“But people aren’t rational the way economics assumes.”
Perhaps you’ve heard that levied as an objection to the use of economics. It’s a fair objection: I’ve often said that virtually any multidisciplinary conversation involving an economist is bound to devolve into a debate about the rationality assumption. Limits to the homo economicus version of rationality are also limits to the explanatory power of some aspects of introductory-level economics. They do not, however, compromise the case for laissez-faire. If anything, they strengthen it.
The crucial non-sequitur in arguments for government intervention based on individual irrationality is the one that assumes the same faults do not apply to the regulators, as well. Who, I asked for Forbes a few years ago, nudges the nudgers?
I worry, as Deirdre McCloskey did in her 2006 volume The Bourgeois Virtues, about the prerogatives of an immortal, all-seeing, all-encompassing, all-powerful state with a visible and presumably benevolent fist that reaches into our affairs and corrects that which is unwise or unjust or simply unlovely.

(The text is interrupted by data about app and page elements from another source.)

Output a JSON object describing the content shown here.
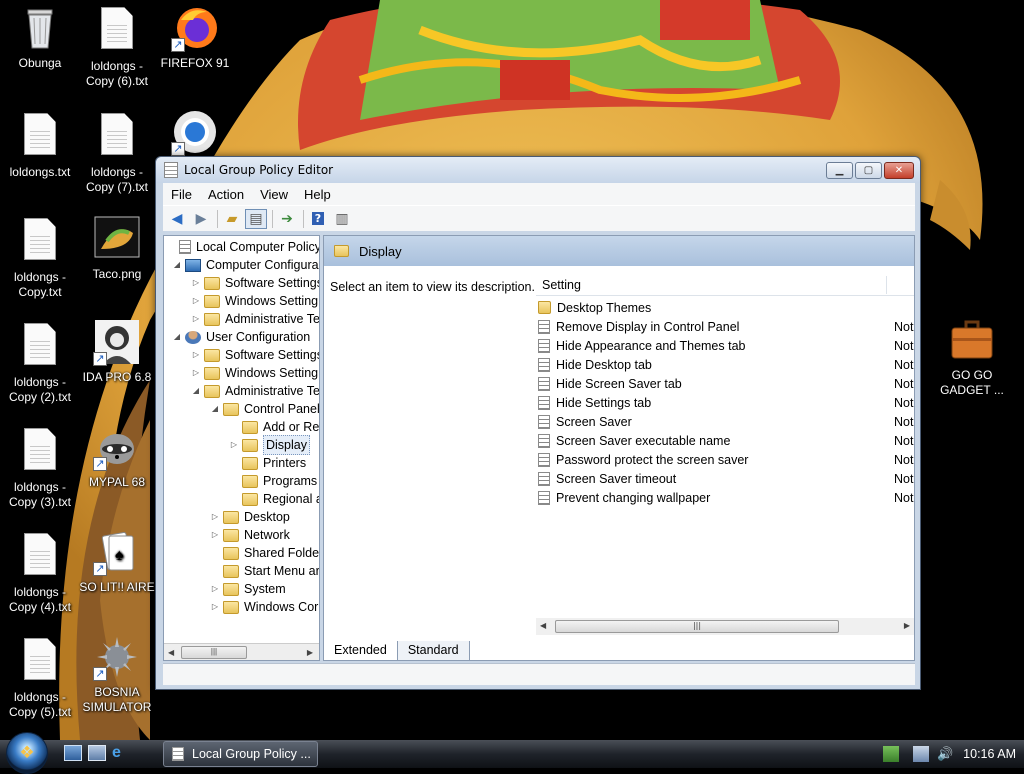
{
  "desktop": {
    "icons": [
      {
        "name": "desktop-icon-obunga",
        "label": "Obunga"
      },
      {
        "name": "desktop-icon-loldongs-copy-6",
        "label": "loldongs - Copy (6).txt"
      },
      {
        "name": "desktop-icon-firefox",
        "label": "FIREFOX 91"
      },
      {
        "name": "desktop-icon-loldongs",
        "label": "loldongs.txt"
      },
      {
        "name": "desktop-icon-loldongs-copy-7",
        "label": "loldongs - Copy (7).txt"
      },
      {
        "name": "desktop-icon-loldongs-copy",
        "label": "loldongs - Copy.txt"
      },
      {
        "name": "desktop-icon-taco",
        "label": "Taco.png"
      },
      {
        "name": "desktop-icon-loldongs-copy-2",
        "label": "loldongs - Copy (2).txt"
      },
      {
        "name": "desktop-icon-ida-pro",
        "label": "IDA PRO 6.8"
      },
      {
        "name": "desktop-icon-loldongs-copy-3",
        "label": "loldongs - Copy (3).txt"
      },
      {
        "name": "desktop-icon-mypal",
        "label": "MYPAL 68"
      },
      {
        "name": "desktop-icon-loldongs-copy-4",
        "label": "loldongs - Copy (4).txt"
      },
      {
        "name": "desktop-icon-so-lit",
        "label": "SO LIT!! AIRE"
      },
      {
        "name": "desktop-icon-loldongs-copy-5",
        "label": "loldongs - Copy (5).txt"
      },
      {
        "name": "desktop-icon-bosnia",
        "label": "BOSNIA SIMULATOR"
      },
      {
        "name": "desktop-icon-go-go-gadget",
        "label": "GO GO GADGET ..."
      }
    ]
  },
  "window": {
    "title": "Local Group Policy Editor",
    "menu": [
      "File",
      "Action",
      "View",
      "Help"
    ],
    "tree": [
      {
        "label": "Local Computer Policy",
        "expand": "",
        "icon": "policy"
      },
      {
        "label": "Computer Configura",
        "expand": "◢",
        "icon": "computer"
      },
      {
        "label": "Software Settings",
        "expand": "▷",
        "icon": "folder"
      },
      {
        "label": "Windows Setting",
        "expand": "▷",
        "icon": "folder"
      },
      {
        "label": "Administrative Te",
        "expand": "▷",
        "icon": "folder"
      },
      {
        "label": "User Configuration",
        "expand": "◢",
        "icon": "user"
      },
      {
        "label": "Software Settings",
        "expand": "▷",
        "icon": "folder"
      },
      {
        "label": "Windows Setting",
        "expand": "▷",
        "icon": "folder"
      },
      {
        "label": "Administrative Te",
        "expand": "◢",
        "icon": "folder"
      },
      {
        "label": "Control Panel",
        "expand": "◢",
        "icon": "folder"
      },
      {
        "label": "Add or Re",
        "expand": "",
        "icon": "folder"
      },
      {
        "label": "Display",
        "expand": "▷",
        "icon": "folder"
      },
      {
        "label": "Printers",
        "expand": "",
        "icon": "folder"
      },
      {
        "label": "Programs",
        "expand": "",
        "icon": "folder"
      },
      {
        "label": "Regional a",
        "expand": "",
        "icon": "folder"
      },
      {
        "label": "Desktop",
        "expand": "▷",
        "icon": "folder"
      },
      {
        "label": "Network",
        "expand": "▷",
        "icon": "folder"
      },
      {
        "label": "Shared Folder",
        "expand": "",
        "icon": "folder"
      },
      {
        "label": "Start Menu ar",
        "expand": "",
        "icon": "folder"
      },
      {
        "label": "System",
        "expand": "▷",
        "icon": "folder"
      },
      {
        "label": "Windows Cor",
        "expand": "▷",
        "icon": "folder"
      }
    ],
    "pane_title": "Display",
    "description": "Select an item to view its description.",
    "column_setting": "Setting",
    "settings": [
      {
        "label": "Desktop Themes",
        "state": "",
        "icon": "folder"
      },
      {
        "label": "Remove Display in Control Panel",
        "state": "Not",
        "icon": "policy"
      },
      {
        "label": "Hide Appearance and Themes tab",
        "state": "Not",
        "icon": "policy"
      },
      {
        "label": "Hide Desktop tab",
        "state": "Not",
        "icon": "policy"
      },
      {
        "label": "Hide Screen Saver tab",
        "state": "Not",
        "icon": "policy"
      },
      {
        "label": "Hide Settings tab",
        "state": "Not",
        "icon": "policy"
      },
      {
        "label": "Screen Saver",
        "state": "Not",
        "icon": "policy"
      },
      {
        "label": "Screen Saver executable name",
        "state": "Not",
        "icon": "policy"
      },
      {
        "label": "Password protect the screen saver",
        "state": "Not",
        "icon": "policy"
      },
      {
        "label": "Screen Saver timeout",
        "state": "Not",
        "icon": "policy"
      },
      {
        "label": "Prevent changing wallpaper",
        "state": "Not",
        "icon": "policy"
      }
    ],
    "tabs": [
      "Extended",
      "Standard"
    ]
  },
  "taskbar": {
    "task_label": "Local Group Policy ...",
    "clock": "10:16 AM"
  }
}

In a 2015 article in the West Virginia Law Review, legal scholars Gary M. Lucas and Slavisa Tasic explored the relationship between behavioral issues, law, and regulation. The cognitive limitations compromising the effectiveness and rationality of our commercial and social behavior are amplified by the political because we have even fewer incentives to behave rationally in politics. It is “rational” to remain ignorant in the run-up to an election as one’s vote is almost certainly not going to be decisive. It is also “rational” to cling to irrational beliefs—those that are demonstrably at odds with one’s stated goals—because these beliefs are costly to correct and because one might run afoul of friends and family indulging similarly irrational beliefs and earn their disapprobation.
Citing the work of Timur Kuran and Cass Sunstein, they note the importance of salience as a predictor of “availability cascades” (p. 223):

“In an availability cascade, people with imperfect information accept something as true because others believe it. Moreover, people feel social pressure to accept a particular belief and become reluctant to publicly express their skepticism. Special interest groups and other availability entrepreneurs attempt to create availability cascades to advance their agendas.””]
Think about that the next time a particular tragedy or issue dominates your social media feeds. The by-now-classic example is terrorism. It’s horrible, no doubt, but terrorism is so rare that it should barely register in any inventory of likely threats to our safety and security.
Lucas and Tasic also note the importance of salience for explaining why we regulate rather than subsidize. To use one example, it would be far more effective to write checks to low-income workers than to mandate that firms pay higher wages, but as they point out (p. 239) regulation conceals costs that would be obvious with subsidies. Even though the regulation is more wasteful than a subsidy, it is more politically palatable because the transfer isn’t as obvious.
A bit of introspection should convince all of us that we are bound by important and sometimes-depressing cognitive limitations. These limitations, I think, should make us less enthusiastic about using the state to solve our problems rather than more: externalities notwithstanding I bear almost all the costs of my impulsiveness or flawed beliefs about medicine or what have you. With access to the machinery of the state, I can inflict those costs on everyone.